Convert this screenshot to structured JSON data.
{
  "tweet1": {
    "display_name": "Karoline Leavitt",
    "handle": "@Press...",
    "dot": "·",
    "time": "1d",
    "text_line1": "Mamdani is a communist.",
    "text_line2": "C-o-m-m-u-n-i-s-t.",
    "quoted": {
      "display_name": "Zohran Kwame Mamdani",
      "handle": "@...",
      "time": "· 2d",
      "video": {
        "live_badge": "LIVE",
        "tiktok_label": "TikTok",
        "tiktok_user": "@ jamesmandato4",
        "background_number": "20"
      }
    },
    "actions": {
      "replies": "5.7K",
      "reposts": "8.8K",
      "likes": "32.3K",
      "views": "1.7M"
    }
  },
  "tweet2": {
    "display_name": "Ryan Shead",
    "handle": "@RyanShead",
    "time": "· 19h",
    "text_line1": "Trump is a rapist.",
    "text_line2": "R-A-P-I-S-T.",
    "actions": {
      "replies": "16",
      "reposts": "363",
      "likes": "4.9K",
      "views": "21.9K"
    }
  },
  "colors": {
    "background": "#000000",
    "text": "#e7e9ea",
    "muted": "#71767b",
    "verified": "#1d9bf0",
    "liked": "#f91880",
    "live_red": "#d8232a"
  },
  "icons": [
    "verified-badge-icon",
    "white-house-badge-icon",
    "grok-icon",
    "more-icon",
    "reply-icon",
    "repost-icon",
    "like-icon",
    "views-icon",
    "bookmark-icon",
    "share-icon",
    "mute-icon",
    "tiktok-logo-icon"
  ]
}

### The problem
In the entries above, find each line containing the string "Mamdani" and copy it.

### Answer section
    "text_line1": "Mamdani is a communist.",
      "display_name": "Zohran Kwame Mamdani",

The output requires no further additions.